U.S. Representatives Brian Mast (FL-18) and Angie Craig’s (MN-2) Local Water Protection Act passed out of the Transportation & Infrastructure Committee today. The bipartisan effort to reduce harmful water pollution increases grant funding for state and local governments to decrease water pollutants, including addressing toxic agricultural runoff, septic to sewer conversions, legacy pollutants, impacts from dams, effects of channelization of water bodies and other forms of pollution.
“This bipartisan bill will increase federal support to address pollution from agricultural runoff, assist with septic to sewer conversions and prevent other forms of pollution,” Rep. Mast said. “Not another day should go by where the federal government allows Americans to be poisoned through the water they drink, bathe or swim in.”
“Our lakes and waterways are critical to Minnesota’s economy and the pride we all hold in the natural beauty of our state,”Rep. Craig said. “I appreciate Representative Mast’s continued partnership on the bipartisan Local Water Protection Act to help us renew and increase funding to keep our waters clean and safe for generations to come, and I am proud to see this important legislation moving forward.”
The Local Water Protection Act would reauthorize and increase funding to $200 million per year for an Environmental Protection Agency (EPA) grant program that provides funds for states to develop and implement programs for managing nonpoint source water pollution or pollution from diffuse sources, including runoff from farms, managed forests and urban areas.
The Section 319 Grant Program has funded hundreds of programs in Florida alone since its creation in 1987, including McCarty Ranch in St. Lucie County, Willoughby Creek in Martin County and the C-43 Reservoir in Hendry County. A full list can be found here.
The next step is for the bill to be voted on by the full House of Representatives.

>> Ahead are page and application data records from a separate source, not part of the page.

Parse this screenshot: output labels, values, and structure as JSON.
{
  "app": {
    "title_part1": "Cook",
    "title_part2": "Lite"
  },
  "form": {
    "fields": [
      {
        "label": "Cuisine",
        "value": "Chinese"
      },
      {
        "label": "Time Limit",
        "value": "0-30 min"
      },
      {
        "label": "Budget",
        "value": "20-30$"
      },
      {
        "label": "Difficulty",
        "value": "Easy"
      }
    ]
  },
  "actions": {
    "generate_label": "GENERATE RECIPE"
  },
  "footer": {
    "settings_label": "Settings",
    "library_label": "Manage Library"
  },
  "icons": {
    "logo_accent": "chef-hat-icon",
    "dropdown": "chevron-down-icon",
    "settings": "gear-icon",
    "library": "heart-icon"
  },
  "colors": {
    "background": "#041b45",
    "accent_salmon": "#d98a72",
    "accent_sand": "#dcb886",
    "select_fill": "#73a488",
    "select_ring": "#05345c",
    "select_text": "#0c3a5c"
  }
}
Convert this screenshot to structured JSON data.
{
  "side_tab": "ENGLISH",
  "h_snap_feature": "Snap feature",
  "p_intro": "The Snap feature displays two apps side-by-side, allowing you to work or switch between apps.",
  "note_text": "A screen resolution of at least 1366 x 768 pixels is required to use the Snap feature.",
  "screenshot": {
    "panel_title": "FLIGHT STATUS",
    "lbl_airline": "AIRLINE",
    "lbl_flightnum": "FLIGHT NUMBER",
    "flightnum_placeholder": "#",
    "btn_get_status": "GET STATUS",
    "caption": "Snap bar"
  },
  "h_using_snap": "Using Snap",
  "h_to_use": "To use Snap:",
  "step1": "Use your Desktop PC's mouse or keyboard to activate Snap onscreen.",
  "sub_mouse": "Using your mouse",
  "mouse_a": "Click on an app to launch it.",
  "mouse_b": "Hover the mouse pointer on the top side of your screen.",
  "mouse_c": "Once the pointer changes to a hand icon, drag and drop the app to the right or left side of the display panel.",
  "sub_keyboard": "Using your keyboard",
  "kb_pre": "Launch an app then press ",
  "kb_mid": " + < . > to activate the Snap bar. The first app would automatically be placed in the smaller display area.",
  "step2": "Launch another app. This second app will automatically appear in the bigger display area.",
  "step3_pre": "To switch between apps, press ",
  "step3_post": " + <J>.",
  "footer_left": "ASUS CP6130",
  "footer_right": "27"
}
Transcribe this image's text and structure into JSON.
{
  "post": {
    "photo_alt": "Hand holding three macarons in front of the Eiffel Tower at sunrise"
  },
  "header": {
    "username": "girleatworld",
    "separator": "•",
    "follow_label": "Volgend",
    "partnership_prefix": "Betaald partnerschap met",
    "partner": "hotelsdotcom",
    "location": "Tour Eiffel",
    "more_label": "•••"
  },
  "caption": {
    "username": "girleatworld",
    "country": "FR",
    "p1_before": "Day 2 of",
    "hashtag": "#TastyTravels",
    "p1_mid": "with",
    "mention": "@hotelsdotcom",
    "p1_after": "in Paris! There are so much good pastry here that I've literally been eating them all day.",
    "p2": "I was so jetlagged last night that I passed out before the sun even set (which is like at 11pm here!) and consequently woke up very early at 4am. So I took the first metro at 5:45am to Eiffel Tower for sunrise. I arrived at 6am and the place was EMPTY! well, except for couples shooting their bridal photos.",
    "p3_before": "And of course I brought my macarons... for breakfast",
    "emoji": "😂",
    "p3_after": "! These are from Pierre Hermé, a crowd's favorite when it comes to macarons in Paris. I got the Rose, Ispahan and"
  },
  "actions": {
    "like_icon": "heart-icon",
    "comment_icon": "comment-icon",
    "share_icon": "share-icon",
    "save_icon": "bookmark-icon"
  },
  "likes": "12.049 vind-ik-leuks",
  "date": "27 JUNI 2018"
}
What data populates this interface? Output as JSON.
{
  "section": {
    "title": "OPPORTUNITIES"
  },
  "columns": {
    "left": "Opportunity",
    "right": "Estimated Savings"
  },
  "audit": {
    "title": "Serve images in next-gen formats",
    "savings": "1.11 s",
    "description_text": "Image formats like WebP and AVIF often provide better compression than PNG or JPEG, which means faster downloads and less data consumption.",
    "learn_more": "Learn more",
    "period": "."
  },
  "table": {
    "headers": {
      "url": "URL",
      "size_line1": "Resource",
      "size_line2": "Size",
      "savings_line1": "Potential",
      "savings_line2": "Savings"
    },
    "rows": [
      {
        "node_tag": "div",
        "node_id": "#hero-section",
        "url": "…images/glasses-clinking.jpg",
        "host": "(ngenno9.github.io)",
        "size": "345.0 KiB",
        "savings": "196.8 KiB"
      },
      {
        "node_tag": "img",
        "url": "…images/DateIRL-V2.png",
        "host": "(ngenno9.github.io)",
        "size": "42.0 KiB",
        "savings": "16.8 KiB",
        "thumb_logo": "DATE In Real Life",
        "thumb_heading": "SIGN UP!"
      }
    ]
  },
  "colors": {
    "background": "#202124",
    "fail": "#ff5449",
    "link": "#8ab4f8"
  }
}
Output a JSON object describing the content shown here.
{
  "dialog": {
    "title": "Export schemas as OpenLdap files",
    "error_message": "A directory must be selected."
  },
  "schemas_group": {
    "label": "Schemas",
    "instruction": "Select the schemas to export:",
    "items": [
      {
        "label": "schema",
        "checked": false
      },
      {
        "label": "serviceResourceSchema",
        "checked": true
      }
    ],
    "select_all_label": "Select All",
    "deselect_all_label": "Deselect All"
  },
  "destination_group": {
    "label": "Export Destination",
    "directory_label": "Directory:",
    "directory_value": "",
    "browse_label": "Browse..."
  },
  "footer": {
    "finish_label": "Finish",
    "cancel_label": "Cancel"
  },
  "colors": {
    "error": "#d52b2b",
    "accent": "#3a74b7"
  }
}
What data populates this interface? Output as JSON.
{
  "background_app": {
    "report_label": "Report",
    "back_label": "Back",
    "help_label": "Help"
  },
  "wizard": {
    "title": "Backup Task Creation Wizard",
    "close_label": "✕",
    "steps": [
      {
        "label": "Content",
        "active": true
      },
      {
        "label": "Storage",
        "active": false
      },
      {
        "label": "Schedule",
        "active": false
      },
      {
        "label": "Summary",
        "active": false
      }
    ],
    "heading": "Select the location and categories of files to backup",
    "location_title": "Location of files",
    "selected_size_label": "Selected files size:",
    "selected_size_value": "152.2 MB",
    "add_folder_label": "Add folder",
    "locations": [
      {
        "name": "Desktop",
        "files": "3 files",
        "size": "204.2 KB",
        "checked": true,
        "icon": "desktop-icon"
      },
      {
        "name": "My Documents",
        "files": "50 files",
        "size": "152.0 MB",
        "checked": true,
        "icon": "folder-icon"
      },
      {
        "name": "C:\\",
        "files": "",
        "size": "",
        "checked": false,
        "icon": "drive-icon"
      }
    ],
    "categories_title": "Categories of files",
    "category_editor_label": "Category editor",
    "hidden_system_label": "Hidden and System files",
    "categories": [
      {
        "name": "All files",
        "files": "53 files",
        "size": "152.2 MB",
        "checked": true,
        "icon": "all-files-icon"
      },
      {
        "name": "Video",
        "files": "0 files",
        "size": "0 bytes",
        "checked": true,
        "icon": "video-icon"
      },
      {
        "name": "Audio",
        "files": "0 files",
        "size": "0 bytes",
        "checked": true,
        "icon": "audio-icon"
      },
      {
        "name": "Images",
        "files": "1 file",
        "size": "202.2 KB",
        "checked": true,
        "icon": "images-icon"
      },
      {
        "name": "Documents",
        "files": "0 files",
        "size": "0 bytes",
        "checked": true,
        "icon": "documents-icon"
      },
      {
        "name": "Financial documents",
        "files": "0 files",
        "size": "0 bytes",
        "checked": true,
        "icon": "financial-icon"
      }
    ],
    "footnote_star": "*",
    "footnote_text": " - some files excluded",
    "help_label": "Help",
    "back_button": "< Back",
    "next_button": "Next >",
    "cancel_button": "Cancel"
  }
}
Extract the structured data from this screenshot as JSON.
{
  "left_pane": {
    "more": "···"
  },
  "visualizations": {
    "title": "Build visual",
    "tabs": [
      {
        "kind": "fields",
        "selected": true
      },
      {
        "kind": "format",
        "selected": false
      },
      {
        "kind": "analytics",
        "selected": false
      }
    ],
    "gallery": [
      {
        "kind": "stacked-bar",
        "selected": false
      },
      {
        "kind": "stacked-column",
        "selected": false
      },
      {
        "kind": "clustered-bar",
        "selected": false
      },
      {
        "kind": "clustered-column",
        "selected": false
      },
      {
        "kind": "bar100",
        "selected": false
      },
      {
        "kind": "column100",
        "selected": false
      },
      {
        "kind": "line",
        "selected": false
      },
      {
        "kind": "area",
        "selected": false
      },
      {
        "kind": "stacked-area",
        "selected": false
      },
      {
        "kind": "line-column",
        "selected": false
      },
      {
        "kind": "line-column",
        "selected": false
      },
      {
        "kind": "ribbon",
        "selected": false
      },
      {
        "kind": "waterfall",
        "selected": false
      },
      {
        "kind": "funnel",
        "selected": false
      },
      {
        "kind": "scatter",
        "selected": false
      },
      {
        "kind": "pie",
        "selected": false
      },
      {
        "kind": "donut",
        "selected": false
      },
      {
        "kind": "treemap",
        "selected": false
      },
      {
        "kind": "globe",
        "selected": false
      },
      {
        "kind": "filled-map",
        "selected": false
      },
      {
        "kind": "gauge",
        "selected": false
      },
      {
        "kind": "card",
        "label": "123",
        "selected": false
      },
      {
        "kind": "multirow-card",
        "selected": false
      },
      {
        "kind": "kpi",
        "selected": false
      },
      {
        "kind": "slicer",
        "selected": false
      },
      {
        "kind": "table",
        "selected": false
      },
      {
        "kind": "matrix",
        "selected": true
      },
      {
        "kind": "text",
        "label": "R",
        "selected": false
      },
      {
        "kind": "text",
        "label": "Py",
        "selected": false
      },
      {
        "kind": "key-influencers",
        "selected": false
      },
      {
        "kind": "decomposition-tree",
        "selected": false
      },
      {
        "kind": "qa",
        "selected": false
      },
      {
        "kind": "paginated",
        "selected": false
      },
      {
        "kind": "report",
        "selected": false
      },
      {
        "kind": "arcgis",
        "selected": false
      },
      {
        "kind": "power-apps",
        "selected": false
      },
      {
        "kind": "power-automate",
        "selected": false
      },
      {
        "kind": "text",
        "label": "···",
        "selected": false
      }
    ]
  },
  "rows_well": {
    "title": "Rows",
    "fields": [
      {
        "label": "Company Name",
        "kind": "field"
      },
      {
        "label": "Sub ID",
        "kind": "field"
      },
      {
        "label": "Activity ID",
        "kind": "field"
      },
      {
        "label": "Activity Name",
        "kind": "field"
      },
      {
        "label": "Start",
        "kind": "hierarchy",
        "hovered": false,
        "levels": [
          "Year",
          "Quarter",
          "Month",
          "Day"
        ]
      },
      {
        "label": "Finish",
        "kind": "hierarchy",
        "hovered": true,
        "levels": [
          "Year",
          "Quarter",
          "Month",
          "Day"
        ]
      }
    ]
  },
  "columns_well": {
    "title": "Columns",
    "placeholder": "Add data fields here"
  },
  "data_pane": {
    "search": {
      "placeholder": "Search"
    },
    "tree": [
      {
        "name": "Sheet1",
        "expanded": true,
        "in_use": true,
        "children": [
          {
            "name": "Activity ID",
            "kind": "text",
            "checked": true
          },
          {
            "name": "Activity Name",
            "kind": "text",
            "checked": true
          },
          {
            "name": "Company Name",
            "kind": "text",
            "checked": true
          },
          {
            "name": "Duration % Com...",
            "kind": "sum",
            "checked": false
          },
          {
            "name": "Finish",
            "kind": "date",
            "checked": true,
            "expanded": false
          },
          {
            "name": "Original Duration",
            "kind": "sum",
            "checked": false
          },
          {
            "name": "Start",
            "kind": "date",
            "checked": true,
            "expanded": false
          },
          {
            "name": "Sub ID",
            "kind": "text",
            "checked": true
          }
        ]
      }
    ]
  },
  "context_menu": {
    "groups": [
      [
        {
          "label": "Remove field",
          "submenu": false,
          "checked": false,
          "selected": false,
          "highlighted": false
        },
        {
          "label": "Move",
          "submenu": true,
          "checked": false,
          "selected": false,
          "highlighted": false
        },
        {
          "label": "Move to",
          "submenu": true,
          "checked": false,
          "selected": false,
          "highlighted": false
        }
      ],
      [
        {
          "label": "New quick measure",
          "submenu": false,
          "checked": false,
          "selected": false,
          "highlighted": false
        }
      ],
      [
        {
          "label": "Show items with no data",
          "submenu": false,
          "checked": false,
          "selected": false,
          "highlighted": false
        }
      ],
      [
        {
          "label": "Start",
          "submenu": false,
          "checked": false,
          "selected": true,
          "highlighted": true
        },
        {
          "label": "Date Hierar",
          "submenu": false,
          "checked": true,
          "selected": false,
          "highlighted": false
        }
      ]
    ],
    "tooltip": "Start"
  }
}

Companion legislation is led in the U.S. Senate by Senators Amy Klobuchar (MN) and Marco Rubio (FL).